** PROVIDED DATA follows **
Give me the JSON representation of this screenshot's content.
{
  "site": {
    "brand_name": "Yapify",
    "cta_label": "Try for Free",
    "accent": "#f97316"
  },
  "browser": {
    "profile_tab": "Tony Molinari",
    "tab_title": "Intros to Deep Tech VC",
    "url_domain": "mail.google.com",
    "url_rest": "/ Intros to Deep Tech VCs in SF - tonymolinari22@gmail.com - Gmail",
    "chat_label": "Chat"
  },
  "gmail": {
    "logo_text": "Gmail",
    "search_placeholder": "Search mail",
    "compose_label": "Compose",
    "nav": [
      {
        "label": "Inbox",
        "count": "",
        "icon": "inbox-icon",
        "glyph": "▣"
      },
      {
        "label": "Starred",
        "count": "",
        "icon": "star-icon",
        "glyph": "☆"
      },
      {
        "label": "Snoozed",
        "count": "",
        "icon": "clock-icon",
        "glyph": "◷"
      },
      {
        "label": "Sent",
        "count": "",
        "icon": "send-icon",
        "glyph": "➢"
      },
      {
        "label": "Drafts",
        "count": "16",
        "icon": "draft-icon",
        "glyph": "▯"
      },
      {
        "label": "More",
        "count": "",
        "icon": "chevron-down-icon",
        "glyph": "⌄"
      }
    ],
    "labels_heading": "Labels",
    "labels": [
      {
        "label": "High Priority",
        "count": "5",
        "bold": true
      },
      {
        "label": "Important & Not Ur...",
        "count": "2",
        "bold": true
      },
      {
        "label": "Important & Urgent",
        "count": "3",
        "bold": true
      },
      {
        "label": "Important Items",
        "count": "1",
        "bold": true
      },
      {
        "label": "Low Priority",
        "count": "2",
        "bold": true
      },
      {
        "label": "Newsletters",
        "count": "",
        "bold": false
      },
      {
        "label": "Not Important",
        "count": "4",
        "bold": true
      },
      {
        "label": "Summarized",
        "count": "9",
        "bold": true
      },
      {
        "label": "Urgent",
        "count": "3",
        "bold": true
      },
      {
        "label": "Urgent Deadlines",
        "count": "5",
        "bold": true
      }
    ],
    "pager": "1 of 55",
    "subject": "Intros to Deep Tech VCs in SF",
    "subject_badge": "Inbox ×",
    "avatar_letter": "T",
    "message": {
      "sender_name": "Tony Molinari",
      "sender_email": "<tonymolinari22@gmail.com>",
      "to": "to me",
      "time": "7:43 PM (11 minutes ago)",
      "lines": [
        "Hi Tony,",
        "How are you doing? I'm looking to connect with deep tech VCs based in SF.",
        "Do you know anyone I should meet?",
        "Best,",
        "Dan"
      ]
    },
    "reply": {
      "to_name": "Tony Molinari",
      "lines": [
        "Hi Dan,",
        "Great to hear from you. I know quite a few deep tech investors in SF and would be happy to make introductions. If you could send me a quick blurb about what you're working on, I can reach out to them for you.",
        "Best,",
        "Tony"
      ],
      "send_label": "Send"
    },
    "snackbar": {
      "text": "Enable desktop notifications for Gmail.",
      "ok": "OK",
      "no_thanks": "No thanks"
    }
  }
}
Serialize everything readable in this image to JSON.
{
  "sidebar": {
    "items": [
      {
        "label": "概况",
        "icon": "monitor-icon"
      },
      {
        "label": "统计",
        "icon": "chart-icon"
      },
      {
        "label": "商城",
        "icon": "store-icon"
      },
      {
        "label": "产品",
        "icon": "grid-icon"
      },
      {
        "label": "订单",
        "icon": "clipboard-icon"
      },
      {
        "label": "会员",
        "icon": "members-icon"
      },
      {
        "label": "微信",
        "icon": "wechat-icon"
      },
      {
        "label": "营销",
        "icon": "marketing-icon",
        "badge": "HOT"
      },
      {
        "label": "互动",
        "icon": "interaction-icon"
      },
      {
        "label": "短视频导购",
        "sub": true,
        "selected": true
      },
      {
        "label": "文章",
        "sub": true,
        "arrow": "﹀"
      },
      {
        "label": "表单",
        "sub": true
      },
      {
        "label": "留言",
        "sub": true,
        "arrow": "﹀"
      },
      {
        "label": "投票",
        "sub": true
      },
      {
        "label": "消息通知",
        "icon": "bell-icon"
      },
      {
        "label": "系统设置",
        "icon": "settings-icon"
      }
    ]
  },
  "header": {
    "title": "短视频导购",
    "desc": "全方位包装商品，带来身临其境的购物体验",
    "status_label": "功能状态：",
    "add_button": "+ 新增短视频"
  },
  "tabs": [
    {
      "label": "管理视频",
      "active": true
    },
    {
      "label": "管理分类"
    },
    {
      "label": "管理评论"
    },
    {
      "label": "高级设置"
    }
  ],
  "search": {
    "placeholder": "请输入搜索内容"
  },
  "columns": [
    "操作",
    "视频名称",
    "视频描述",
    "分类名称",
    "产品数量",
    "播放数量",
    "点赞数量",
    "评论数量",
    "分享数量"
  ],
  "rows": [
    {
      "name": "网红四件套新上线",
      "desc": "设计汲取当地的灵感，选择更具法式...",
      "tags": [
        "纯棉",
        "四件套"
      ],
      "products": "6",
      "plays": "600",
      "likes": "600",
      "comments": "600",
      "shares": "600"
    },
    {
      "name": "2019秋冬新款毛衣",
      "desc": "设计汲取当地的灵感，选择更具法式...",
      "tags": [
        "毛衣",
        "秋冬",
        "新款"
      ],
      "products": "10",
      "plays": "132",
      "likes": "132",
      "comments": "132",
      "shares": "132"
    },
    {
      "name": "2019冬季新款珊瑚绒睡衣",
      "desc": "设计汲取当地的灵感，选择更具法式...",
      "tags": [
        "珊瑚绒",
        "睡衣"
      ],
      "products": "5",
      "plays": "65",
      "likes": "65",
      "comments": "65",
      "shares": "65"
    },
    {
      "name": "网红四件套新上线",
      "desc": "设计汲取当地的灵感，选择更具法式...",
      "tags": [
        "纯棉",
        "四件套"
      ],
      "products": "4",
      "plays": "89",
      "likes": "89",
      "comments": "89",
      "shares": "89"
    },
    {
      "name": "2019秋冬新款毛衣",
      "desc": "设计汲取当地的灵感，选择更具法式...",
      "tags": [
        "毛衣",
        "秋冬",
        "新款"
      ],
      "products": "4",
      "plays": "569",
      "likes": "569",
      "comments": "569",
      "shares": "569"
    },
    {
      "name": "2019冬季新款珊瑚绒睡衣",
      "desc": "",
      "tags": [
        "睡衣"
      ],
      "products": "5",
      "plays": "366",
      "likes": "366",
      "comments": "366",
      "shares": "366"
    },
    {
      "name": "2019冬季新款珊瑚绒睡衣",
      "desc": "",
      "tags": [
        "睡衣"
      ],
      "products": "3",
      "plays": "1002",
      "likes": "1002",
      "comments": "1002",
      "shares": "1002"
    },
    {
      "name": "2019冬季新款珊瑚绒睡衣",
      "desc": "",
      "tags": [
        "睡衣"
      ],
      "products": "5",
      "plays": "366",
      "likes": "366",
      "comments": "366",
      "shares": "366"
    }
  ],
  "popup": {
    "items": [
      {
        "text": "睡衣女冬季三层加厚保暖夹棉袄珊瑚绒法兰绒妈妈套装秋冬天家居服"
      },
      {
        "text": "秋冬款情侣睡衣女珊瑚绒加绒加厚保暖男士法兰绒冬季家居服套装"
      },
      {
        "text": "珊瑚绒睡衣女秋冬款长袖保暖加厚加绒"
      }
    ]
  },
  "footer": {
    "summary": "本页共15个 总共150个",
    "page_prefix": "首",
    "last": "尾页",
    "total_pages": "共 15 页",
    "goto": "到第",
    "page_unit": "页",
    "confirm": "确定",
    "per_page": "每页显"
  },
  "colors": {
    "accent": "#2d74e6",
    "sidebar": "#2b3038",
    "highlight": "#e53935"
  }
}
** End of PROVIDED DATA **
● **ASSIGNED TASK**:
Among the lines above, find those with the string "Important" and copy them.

● **RESPONSE AREA**:
        "label": "Important & Not Ur...",
        "label": "Important & Urgent",
        "label": "Important Items",
        "label": "Not Important",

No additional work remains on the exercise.